To keep the week of funding announcements going, local artificial intelligence-focused startup Daisee has announced the raising of $8.8 million in a Series A round led by Alium Capital, with participation from investors including Thorney Opportunities.
Cofounded last year by Richard Kimber, former managing director for Google in Southeast Asia, the work of Daisee – Deep Artificial Intelligence for Enterprise Ecosystems – is based on Deakin University’s AI platform Maestro, with Daisee developing and deploying custom AI solutions for clients.
The funding will go towards furthering the company’s growth, with the startup to look to hire more software engineers and data scientists.
Daisee’s research, Kimber said, shows more than two thirds of Australian organisations have not yet adopted AI solutions. With this in mind, Kimber believes Daisee’s model of being able to design, deploy, and advise companies on AI solutions is unique in the market.
“Australia is at a tipping point on AI, and many companies are beginning to appreciate the competitive advantage to be gained from investing in real AI solutions,” he said.
“This investment demonstrates how well placed Daisee is to service that increasing demand in the market. With the very best academic research at our disposal, combined with the team’s commercial and technical acumen, we can help companies drive efficiencies to gain and maintain a competitive advantage.”
Michael Considine at Alium Capital said the firm is “delighted” to have partnered with the startup at the start of its journey.
“We are always on the lookout for companies who are at the forefront of technological innovation,” he said.
“While there is much talk of AI products and solutions, Daisee’s proposition of an experienced team leveraging world class research for commercial application sat head and shoulders above what other companies are seeking to achieve.”
There is indeed much talk of AI products and solutions: a survey from global IT firm Infosys released in January found almost nine in 10 business leaders at large Australian businesses have deployed AI tech within their organisations in one form or another.
According to the survey, 57 percent of leaders surveyed stated the main reason behind their investment in AI and adopting the tech was concern that AI would benefit their competitors more than their own business, while just 16 percent said gaining a competitive advantage was their main driver.
The report found 75 percent of organisations started off using AI to automate existing routine or inefficient process, however those who have been working with the technology for longer are using it to innovate and differentiate themselves, with 76 percent percent of decision makers stating they’re using AI to build new business-critical solutions and services to optimise insights and the consumer experience.
Fifty-one percent of Australian organisations surveyed are deploying AI in the context of machine learning, 48 percent are looking at automated reasoning, 47 percent at robotics, 44 percent at knowledge representation, and 39 percent Natural Language Processing.
A report from Daisee, meanwhile, found just 14 percent of Australian companies reported having adopted AI, compared to a global average of 23 percent.

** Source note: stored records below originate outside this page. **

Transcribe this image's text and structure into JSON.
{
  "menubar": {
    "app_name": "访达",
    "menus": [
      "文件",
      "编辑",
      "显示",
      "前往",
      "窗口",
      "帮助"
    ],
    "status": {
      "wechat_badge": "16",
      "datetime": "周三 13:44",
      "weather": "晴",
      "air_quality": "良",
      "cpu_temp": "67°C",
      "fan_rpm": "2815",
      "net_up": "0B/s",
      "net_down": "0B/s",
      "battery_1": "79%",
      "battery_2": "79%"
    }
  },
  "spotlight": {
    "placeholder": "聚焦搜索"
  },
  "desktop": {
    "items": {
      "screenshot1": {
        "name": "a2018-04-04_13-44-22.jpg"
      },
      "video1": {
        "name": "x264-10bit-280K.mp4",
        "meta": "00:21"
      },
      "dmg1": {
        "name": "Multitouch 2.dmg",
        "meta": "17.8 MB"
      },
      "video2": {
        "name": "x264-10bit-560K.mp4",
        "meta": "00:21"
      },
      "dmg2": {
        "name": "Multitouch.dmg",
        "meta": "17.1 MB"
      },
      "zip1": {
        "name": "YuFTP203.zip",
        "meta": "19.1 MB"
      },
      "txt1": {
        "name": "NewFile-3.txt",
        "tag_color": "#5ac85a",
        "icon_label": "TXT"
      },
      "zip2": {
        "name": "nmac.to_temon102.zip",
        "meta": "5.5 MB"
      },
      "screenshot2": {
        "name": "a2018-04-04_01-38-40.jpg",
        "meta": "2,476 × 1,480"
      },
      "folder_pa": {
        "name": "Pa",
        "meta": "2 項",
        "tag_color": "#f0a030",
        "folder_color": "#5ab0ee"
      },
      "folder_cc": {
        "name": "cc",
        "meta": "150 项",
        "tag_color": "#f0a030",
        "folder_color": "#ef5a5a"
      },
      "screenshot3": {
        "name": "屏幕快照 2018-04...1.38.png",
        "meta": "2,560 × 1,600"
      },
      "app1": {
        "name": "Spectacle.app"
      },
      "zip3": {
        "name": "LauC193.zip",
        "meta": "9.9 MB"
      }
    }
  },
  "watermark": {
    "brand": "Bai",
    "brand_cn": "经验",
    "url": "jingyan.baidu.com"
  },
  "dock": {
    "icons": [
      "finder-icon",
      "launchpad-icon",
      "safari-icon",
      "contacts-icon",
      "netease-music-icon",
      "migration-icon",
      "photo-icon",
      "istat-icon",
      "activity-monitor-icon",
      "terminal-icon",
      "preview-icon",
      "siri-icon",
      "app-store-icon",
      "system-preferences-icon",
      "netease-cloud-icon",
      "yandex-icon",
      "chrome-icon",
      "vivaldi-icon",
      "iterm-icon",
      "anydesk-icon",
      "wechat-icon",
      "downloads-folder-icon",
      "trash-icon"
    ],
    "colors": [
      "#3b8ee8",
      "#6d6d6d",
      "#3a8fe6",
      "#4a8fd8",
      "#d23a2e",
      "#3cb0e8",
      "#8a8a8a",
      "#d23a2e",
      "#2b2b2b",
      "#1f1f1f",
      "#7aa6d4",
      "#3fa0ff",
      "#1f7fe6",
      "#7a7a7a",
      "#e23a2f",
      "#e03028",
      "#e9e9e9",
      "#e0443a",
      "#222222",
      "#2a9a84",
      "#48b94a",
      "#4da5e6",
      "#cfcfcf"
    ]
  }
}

Ranking organisations in terms of levels of awareness and adoption in the categories Pioneers, Investigators, Experimenters, and Passives, the report found nine percent of Australian companies qualify as pioneers, 35 percent as investigators, 12 percent as experimenters, and 44 percent qualifying as passives.
However, the report estimated that the number of Australian companies expecting to invest over $1 million in AI between now and 22 has hit 13 percent.
Image: the Daisee team. Source: Supplied.